Cutting penalty rates is not going to help of course. 

Nor is the 2% pay rise cap that the federal government has imposed on tens of thousands of public servants, including CWU members in nbn, the Australian Communications and Media Authority (ACMA) and Australia Post.

“The Turnbull Government is presiding over an era in which power is being stripped from workers, “ACTU Secretary Sally McManus said. “Wage theft is systemic, and casualisation and underemployment are constantly rising.”

“There are straight forward and easy decisions that can be made to reverse declining wages.”

“ The Turnbull Government can stop the penalty rates cuts, it must support the lift in the minimum wage by $45 a week, it must give its own public sector workforce a may rise and it must protect workers from further wage cuts by stopping employers cancelling enterprise agreements so they can cut pay.”

Penalty rates cuts will hit regional economy says report

Cuts to penalty rates are set to cost regional communities as much as $667 million a year, according to new research.

A report by the McKell Institute released this week says that the regions will be particularly hard hit by the cuts because retail and hospitality workers make up a higher proportion of the workforce in these areas.

In February, the Fair Work Commission (FWC) decided to cut Sunday penalty rates for workers in the retail, hospitality, fast food and pharmacy industries. 

Labor has introduced legislation into the federal parliament aimed at stopping the cuts but while it has passed the Senate it has yet to be debated in the Lower House.
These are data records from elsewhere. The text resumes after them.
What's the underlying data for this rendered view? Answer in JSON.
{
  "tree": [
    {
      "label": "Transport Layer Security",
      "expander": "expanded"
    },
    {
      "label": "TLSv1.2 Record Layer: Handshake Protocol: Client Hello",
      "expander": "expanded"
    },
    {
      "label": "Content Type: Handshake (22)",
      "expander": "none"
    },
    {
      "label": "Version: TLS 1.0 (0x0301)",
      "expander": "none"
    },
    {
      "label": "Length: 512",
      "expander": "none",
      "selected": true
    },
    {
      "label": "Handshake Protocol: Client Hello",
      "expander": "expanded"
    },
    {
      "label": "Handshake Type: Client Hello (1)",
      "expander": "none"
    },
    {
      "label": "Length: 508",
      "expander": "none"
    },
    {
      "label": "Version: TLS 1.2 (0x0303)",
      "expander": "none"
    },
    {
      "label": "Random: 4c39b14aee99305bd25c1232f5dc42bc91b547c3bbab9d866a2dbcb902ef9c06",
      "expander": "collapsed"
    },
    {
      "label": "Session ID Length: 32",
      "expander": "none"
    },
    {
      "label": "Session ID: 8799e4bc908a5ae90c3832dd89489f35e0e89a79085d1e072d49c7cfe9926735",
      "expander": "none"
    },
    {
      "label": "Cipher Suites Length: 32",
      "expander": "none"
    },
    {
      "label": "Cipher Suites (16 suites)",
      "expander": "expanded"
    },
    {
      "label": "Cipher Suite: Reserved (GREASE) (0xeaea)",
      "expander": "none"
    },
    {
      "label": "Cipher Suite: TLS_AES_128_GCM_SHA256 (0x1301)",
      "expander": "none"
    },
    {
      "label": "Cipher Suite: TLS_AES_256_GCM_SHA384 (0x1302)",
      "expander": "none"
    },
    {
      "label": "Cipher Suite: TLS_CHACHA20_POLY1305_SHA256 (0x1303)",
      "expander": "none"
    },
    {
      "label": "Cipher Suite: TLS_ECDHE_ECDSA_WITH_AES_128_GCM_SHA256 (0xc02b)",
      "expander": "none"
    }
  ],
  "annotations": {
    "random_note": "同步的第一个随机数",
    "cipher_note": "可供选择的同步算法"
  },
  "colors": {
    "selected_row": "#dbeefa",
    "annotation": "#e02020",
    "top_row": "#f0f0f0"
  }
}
Australian unions will be using the McKell findings to highlight the impacts of the FWC decision not only on individual workers and the families, but on whole communities.

“The Turnbull Government can stop these cuts to penalty rates,” ACTU Secretary Sally McManus said, “and we urge them to act to do this before they are due to come in on 1 July.”

“When the Bill comes before Parliament each politician will have to choose – do they put the take home pay of locals first?”

Authorised by Cameron Bird, Branch Secretary CWU Qld